*PROVIDED ENTRIES:*
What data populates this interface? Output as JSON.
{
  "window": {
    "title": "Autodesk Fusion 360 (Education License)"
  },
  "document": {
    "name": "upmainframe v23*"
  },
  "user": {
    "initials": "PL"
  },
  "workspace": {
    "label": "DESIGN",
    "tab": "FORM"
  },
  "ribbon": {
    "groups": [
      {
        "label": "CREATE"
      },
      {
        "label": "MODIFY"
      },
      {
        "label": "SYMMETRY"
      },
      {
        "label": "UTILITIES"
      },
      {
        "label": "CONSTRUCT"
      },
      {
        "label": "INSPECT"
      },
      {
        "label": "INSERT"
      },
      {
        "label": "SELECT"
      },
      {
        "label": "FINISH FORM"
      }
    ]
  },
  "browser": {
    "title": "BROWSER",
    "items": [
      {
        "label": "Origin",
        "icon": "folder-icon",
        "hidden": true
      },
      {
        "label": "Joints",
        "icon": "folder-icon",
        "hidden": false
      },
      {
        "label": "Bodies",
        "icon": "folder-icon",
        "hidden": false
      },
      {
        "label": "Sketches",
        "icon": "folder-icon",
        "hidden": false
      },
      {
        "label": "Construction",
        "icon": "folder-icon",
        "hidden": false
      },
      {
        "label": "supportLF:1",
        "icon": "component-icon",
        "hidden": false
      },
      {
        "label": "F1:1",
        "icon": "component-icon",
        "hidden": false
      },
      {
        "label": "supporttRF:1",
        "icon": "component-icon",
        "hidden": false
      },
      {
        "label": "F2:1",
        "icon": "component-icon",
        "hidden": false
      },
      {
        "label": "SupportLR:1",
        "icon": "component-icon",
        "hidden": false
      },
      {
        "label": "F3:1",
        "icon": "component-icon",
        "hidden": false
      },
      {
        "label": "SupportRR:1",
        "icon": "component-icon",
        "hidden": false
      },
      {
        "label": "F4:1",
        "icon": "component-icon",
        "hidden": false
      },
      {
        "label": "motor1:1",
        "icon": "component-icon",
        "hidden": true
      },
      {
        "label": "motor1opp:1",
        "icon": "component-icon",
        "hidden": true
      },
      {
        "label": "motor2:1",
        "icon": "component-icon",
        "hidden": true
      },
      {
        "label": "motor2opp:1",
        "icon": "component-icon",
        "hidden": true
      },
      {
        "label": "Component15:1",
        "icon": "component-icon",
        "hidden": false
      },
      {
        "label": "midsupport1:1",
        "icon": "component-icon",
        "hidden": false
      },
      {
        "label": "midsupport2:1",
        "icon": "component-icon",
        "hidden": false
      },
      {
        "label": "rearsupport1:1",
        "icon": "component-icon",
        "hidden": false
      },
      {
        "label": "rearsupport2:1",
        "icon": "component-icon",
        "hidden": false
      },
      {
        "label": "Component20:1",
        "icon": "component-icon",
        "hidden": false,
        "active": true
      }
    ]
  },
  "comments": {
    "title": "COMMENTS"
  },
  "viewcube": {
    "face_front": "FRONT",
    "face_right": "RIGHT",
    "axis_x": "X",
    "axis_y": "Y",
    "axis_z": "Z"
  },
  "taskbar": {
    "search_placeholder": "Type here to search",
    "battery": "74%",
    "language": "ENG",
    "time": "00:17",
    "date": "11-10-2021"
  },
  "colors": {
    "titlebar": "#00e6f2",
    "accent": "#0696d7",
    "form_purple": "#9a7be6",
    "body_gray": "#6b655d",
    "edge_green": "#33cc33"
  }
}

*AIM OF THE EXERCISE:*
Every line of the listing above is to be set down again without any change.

*RESPONSE TO THE TASK:*
What data populates this interface? Output as JSON.
{
  "window": {
    "title": "Autodesk Fusion 360 (Education License)"
  },
  "document": {
    "name": "upmainframe v23*"
  },
  "user": {
    "initials": "PL"
  },
  "workspace": {
    "label": "DESIGN",
    "tab": "FORM"
  },
  "ribbon": {
    "groups": [
      {
        "label": "CREATE"
      },
      {
        "label": "MODIFY"
      },
      {
        "label": "SYMMETRY"
      },
      {
        "label": "UTILITIES"
      },
      {
        "label": "CONSTRUCT"
      },
      {
        "label": "INSPECT"
      },
      {
        "label": "INSERT"
      },
      {
        "label": "SELECT"
      },
      {
        "label": "FINISH FORM"
      }
    ]
  },
  "browser": {
    "title": "BROWSER",
    "items": [
      {
        "label": "Origin",
        "icon": "folder-icon",
        "hidden": true
      },
      {
        "label": "Joints",
        "icon": "folder-icon",
        "hidden": false
      },
      {
        "label": "Bodies",
        "icon": "folder-icon",
        "hidden": false
      },
      {
        "label": "Sketches",
        "icon": "folder-icon",
        "hidden": false
      },
      {
        "label": "Construction",
        "icon": "folder-icon",
        "hidden": false
      },
      {
        "label": "supportLF:1",
        "icon": "component-icon",
        "hidden": false
      },
      {
        "label": "F1:1",
        "icon": "component-icon",
        "hidden": false
      },
      {
        "label": "supporttRF:1",
        "icon": "component-icon",
        "hidden": false
      },
      {
        "label": "F2:1",
        "icon": "component-icon",
        "hidden": false
      },
      {
        "label": "SupportLR:1",
        "icon": "component-icon",
        "hidden": false
      },
      {
        "label": "F3:1",
        "icon": "component-icon",
        "hidden": false
      },
      {
        "label": "SupportRR:1",
        "icon": "component-icon",
        "hidden": false
      },
      {
        "label": "F4:1",
        "icon": "component-icon",
        "hidden": false
      },
      {
        "label": "motor1:1",
        "icon": "component-icon",
        "hidden": true
      },
      {
        "label": "motor1opp:1",
        "icon": "component-icon",
        "hidden": true
      },
      {
        "label": "motor2:1",
        "icon": "component-icon",
        "hidden": true
      },
      {
        "label": "motor2opp:1",
        "icon": "component-icon",
        "hidden": true
      },
      {
        "label": "Component15:1",
        "icon": "component-icon",
        "hidden": false
      },
      {
        "label": "midsupport1:1",
        "icon": "component-icon",
        "hidden": false
      },
      {
        "label": "midsupport2:1",
        "icon": "component-icon",
        "hidden": false
      },
      {
        "label": "rearsupport1:1",
        "icon": "component-icon",
        "hidden": false
      },
      {
        "label": "rearsupport2:1",
        "icon": "component-icon",
        "hidden": false
      },
      {
        "label": "Component20:1",
        "icon": "component-icon",
        "hidden": false,
        "active": true
      }
    ]
  },
  "comments": {
    "title": "COMMENTS"
  },
  "viewcube": {
    "face_front": "FRONT",
    "face_right": "RIGHT",
    "axis_x": "X",
    "axis_y": "Y",
    "axis_z": "Z"
  },
  "taskbar": {
    "search_placeholder": "Type here to search",
    "battery": "74%",
    "language": "ENG",
    "time": "00:17",
    "date": "11-10-2021"
  },
  "colors": {
    "titlebar": "#00e6f2",
    "accent": "#0696d7",
    "form_purple": "#9a7be6",
    "body_gray": "#6b655d",
    "edge_green": "#33cc33"
  }
}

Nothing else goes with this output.